# What is expected
Give back, exactly and with nothing else, the lines running from the one that contains "What's the underlying" to the end of the entries below; do not include pictures.

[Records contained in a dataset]
——
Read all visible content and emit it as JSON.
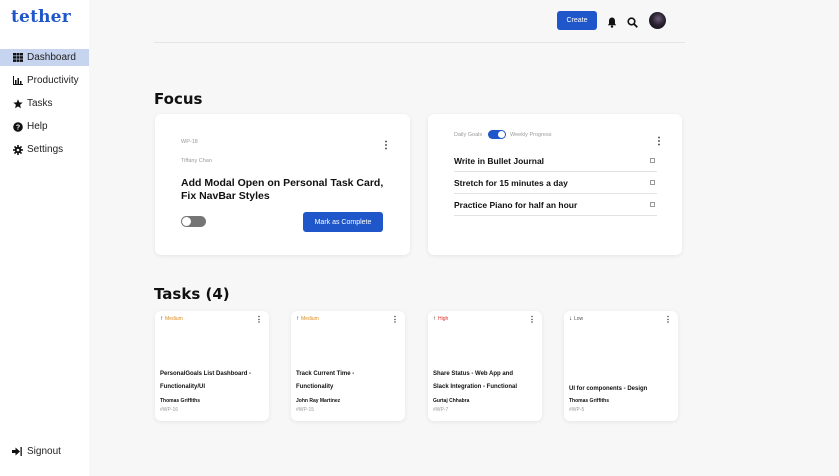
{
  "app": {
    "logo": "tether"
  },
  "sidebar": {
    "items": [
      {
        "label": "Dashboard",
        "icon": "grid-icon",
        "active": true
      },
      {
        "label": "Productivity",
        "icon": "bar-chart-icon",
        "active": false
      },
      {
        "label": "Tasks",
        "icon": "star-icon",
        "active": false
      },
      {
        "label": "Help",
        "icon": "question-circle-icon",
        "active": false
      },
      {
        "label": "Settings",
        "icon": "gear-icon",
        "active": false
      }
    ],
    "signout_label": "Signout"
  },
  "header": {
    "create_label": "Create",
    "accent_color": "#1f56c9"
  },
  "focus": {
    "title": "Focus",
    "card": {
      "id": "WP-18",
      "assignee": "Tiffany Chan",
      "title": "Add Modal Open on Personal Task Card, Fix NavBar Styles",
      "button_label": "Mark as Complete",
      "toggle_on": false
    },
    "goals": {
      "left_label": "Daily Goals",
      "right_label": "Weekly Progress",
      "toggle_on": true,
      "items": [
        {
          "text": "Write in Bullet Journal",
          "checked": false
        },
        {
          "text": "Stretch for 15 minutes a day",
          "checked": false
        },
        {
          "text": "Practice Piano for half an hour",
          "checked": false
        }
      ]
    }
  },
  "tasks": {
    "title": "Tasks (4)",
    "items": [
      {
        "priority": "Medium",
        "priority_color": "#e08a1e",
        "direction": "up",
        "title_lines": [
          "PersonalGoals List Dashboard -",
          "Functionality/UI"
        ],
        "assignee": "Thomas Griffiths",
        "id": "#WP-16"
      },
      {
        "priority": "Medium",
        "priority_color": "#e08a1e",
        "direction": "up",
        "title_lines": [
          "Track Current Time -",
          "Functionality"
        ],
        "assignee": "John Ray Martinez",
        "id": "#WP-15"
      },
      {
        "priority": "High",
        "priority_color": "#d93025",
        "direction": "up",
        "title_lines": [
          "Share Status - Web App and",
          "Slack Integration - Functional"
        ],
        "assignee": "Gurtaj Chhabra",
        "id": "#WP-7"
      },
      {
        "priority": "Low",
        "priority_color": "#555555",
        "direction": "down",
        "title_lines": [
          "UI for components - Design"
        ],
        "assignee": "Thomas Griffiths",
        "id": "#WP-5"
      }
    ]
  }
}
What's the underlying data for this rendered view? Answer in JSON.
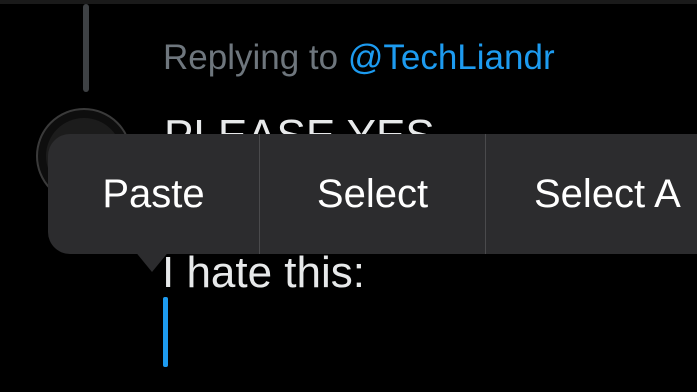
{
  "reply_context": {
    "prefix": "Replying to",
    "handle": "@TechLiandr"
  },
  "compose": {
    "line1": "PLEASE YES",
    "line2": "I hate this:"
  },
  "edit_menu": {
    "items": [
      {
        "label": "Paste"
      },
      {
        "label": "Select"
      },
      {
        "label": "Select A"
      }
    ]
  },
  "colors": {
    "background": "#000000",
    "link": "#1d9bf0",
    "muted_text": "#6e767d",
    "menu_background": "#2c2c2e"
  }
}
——
# Result below
What's the underlying data for this rendered view? Answer in JSON.
{
  "reply_context": {
    "prefix": "Replying to",
    "handle": "@TechLiandr"
  },
  "compose": {
    "line1": "PLEASE YES",
    "line2": "I hate this:"
  },
  "edit_menu": {
    "items": [
      {
        "label": "Paste"
      },
      {
        "label": "Select"
      },
      {
        "label": "Select A"
      }
    ]
  },
  "colors": {
    "background": "#000000",
    "link": "#1d9bf0",
    "muted_text": "#6e767d",
    "menu_background": "#2c2c2e"
  }
}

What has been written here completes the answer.